East Africa Finance Ministers: From left, Tanzanian Finance Minister Saada Mkuya Salum, Kenya's Henry Rotich, Uganda's Matia Kasaija and Rwanda's Claver Gatete. COURTESY PHOTOS | NATION MEDIA GROUP.

It’s just before Finance Minister Matia Kasaija presents the financial year 2017/18 national budget to Parliament. The presentation of Uganda’s budget coincides with that of neighbouring Kenya, Tanzania and Rwanda.

Kenya however read its budget last months to allow its Parliament to go on recess after passing the 2017/2018 budget.

The East African countries in 2007 to read their budgets on the same day in order to harmonise their taxation regimes.

The 2017/2018 budget under the “Industrialisation for job creation and shared prosperity” is expected to increase to 29 trillion shillings from 26.3 trillion allocated for the ending financial.

Parliament approved the budget last week as required by the Public Finance Management Act 2015. Like in the previous financial years, Minister Kasaija’s budget maintains a big portion of allocations to the infrastructure sector.

Government plans to spend the money on the construction of oil roads as plans to have the oil pipeline and refinery get underway.

The transport sector will receive 4.8 trillion shillings compared to 3.8 trillion shillings allocated in 2016/2017 budget.

Two weeks ago, State Minister for Planning, David Bahati, told MPs that the 2017/2018 budget prioritizes public infrastructure investments which are necessary to facilitate private sector development and enhance the productive capacity of the economy.

He said the resources available for the budget expenditures are to be obtained from domestic tax revenue, non-tax revenue, external donor grants and loans.

Bahati said the government plans to raise 954 billion shillings in domestic borrowing in 2017/18 through issuance of securities.

Domestic revenue collections are estimated to amount to over 15 trillion shillings, of which 14.6 trillion is tax revenue and 396.7 billion is non-tax revenue.

The 2017/18 budget is premised on President Museveni’s twenty three Strategic Directives for 2016-21. It seeks to further the implementation of the Second National Development Plan (NDPII).

The NDPII seeks to strengthen Uganda’s competitiveness for sustainable wealth creation, employment and inclusive growth.
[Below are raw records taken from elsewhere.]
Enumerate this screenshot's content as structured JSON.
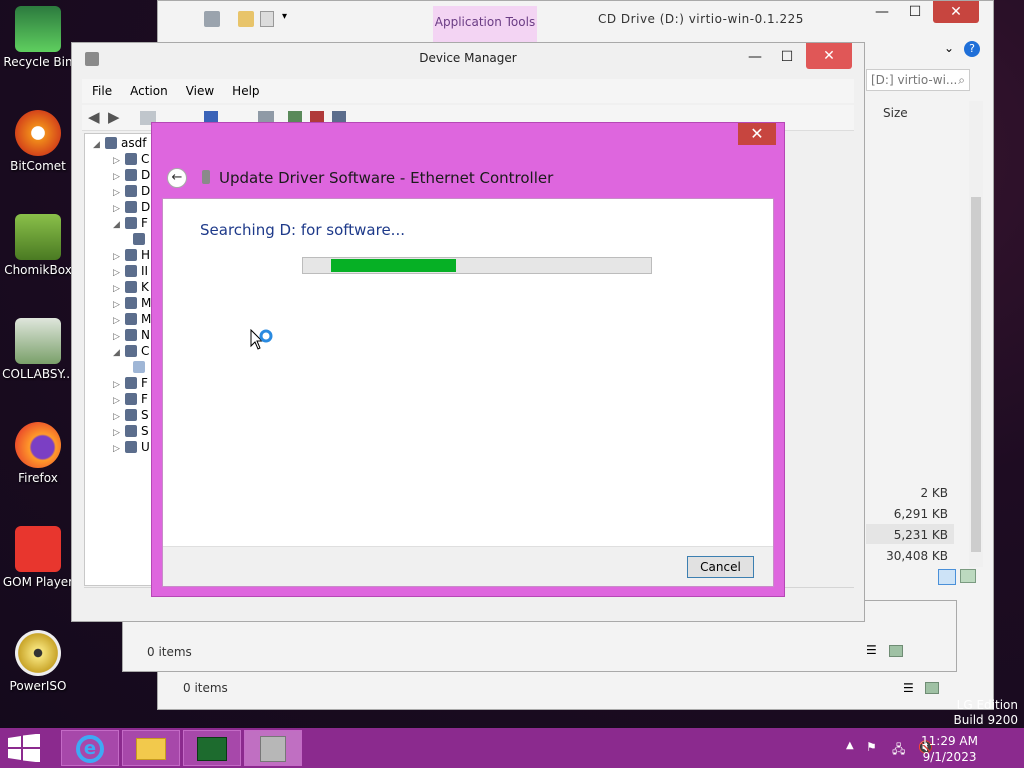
{
  "desktop": {
    "icons": [
      {
        "label": "Recycle Bin"
      },
      {
        "label": "BitComet"
      },
      {
        "label": "ChomikBox"
      },
      {
        "label": "COLLABSY..."
      },
      {
        "label": "Firefox"
      },
      {
        "label": "GOM Player"
      },
      {
        "label": "PowerISO"
      }
    ]
  },
  "explorer": {
    "ribbon_tab": "Application Tools",
    "title": "CD Drive (D:) virtio-win-0.1.225",
    "address": "[D:] virtio-wi...",
    "column_size": "Size",
    "sizes": [
      "2 KB",
      "6,291 KB",
      "5,231 KB",
      "30,408 KB"
    ],
    "status_items": "0 items"
  },
  "explorer_mid": {
    "status_items": "0 items"
  },
  "device_manager": {
    "title": "Device Manager",
    "menu": [
      "File",
      "Action",
      "View",
      "Help"
    ],
    "tree_root": "asdf",
    "tree_rows": [
      "C",
      "D",
      "D",
      "D",
      "F",
      "",
      "H",
      "II",
      "K",
      "M",
      "M",
      "N",
      "C",
      "",
      "F",
      "F",
      "S",
      "S",
      "U"
    ]
  },
  "dialog": {
    "title": "Update Driver Software - Ethernet Controller",
    "status": "Searching D: for software...",
    "progress": {
      "start_pct": 8,
      "end_pct": 44
    },
    "cancel_label": "Cancel",
    "close_glyph": "✕"
  },
  "taskbar": {
    "time": "11:29 AM",
    "date": "9/1/2023"
  },
  "watermark": {
    "line1": "LG Edition",
    "line2": "Build 9200"
  }
}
The budget is also hinged on the NRM party manifesto for 2016-2021 that aims to elevate Uganda to middle income status through what government calls job creation and inclusive development.